The road to recovery
Editorial Board 2001-2002
The road to recovery
For so many Afghan citizens, they never thought they would see the day.
When the capital of Kabul fell late last week, the people of this war-ravaged city began to rejoice and take hold of their new freedoms.
Afghan women are free to walk in public alone, while Afghan men are shaving their beards and lining up for hours to see a movie for the first time in years.
But what may, at first, appear to be emancipation may, in fact, be the calm before the storm. What comes next for Afghanistan is still unclear, as various ethnic groups inside the country, as well as outside nations, vie for the upper-hand in establishing the nation's next government.
If this is the case, what is preventing yet another civil war?
Although Afghanis may be celebrating the fall of the Taliban in the capital city and throughout the country, we must remember that the fighting continues.

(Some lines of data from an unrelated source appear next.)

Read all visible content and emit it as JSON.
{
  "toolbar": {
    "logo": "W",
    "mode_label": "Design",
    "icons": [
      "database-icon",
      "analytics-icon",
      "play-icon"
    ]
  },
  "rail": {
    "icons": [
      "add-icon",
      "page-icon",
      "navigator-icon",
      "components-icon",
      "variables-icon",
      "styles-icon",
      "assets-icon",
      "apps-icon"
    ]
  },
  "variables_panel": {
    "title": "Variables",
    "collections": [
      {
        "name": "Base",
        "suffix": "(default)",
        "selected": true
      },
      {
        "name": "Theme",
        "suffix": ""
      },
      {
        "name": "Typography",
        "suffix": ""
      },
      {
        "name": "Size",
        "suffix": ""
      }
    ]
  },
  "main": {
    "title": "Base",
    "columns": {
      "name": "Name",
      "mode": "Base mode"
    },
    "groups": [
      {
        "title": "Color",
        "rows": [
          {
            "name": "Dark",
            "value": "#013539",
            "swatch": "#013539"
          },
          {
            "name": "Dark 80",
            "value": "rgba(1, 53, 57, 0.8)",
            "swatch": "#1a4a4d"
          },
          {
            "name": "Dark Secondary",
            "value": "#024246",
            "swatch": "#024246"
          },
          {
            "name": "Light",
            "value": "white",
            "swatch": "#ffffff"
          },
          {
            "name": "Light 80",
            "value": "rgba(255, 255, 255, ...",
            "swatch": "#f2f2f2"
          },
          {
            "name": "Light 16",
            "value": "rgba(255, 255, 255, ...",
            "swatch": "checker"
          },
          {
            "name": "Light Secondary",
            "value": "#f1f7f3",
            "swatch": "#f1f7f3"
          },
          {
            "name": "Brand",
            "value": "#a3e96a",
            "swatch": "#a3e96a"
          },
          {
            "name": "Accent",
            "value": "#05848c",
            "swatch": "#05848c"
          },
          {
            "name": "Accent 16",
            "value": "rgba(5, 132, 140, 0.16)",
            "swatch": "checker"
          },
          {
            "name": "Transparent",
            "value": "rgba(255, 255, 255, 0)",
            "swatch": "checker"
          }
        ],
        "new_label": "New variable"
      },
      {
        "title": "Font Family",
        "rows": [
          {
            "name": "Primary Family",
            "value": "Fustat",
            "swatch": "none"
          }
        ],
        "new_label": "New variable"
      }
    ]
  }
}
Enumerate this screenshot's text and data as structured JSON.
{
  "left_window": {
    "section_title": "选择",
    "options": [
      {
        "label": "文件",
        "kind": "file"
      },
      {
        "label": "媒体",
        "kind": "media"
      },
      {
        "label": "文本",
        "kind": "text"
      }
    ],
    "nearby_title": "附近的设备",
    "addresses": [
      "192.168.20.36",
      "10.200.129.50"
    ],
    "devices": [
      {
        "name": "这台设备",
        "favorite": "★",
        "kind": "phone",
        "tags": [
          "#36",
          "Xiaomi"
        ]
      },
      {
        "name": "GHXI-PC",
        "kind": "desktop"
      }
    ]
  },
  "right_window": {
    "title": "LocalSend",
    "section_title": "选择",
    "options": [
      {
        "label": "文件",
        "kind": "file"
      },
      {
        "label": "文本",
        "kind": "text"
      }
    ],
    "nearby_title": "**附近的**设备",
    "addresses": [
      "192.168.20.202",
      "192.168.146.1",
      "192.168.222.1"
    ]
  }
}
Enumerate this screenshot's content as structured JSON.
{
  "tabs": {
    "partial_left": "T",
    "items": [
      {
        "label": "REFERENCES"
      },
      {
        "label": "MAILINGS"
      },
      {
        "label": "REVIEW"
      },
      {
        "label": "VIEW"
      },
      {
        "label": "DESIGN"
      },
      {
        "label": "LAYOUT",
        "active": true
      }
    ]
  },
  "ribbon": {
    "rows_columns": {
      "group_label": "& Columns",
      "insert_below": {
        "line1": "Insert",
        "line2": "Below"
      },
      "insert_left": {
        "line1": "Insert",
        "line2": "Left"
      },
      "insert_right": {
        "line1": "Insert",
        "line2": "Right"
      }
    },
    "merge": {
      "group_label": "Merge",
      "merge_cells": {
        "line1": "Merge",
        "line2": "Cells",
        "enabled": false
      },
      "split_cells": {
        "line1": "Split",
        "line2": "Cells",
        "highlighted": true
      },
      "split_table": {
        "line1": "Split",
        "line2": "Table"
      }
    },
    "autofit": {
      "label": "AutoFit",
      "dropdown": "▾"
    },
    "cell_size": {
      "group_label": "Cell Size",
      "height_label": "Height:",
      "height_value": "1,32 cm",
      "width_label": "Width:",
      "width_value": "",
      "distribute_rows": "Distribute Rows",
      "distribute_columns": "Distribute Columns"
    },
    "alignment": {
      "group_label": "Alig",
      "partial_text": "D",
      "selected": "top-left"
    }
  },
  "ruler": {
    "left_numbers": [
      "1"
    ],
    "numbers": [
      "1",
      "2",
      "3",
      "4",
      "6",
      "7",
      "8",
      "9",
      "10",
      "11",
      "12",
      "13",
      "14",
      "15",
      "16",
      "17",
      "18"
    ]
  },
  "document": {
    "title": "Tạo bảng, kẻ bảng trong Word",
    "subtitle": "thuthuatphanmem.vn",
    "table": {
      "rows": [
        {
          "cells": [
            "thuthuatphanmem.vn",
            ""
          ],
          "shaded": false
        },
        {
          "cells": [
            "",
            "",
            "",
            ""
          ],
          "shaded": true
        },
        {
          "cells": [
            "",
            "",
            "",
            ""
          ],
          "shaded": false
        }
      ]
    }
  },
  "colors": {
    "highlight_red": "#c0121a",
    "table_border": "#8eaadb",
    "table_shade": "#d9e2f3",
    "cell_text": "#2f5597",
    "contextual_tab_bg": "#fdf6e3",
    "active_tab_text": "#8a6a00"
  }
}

The United States and Britain still have special forces operating in the region and though there have been certain victories, we must not forget that the battle is still being waged.
Clearly, the Taliban are under siege and a U.S.-led victory may be imminent. Yet, before the international alliance pulls out of the country and leaves the clean-up to the Afghanis, we must consider what is best for Afghanistan and, more importantly, its people.
Afghanistan requires a major humanitarian relief effort in order to set it on the road to recovery. It will take more than the U.S. to rebuild this nation, pummeled by almost a quarter-century of war, famine and chaos. The international community, under the leadership of the U.S., must come together to rebuild.
The reconstruction process will be a long and arduous one, but if it is not completed, the problems will, in time, return.
The kind of diplomacy required here is unimaginable. Delicate steps must be taken in order to satisfy all sides involved.
In terms of terrorism, we must be clear that this current struggle is not an all-out war on terrorism, but rather a war on one particular terrorist organization. If a U.S.-led victory comes, it will mean the al-Qaida organization has been defeated. The global terrorism problem will still exist.
Though it has not yet fully arrived, the early signals of freedom in parts of Afghanistan are hopeful. For many, it will be a drastically new experience. How an entire generation of Afghanis are going to learn to understand the world around them without the destruction of war or the oppressive Taliban governing them remains to be seen.
But one thing is certain the whole world will be watching and, hopefully, lending a hand.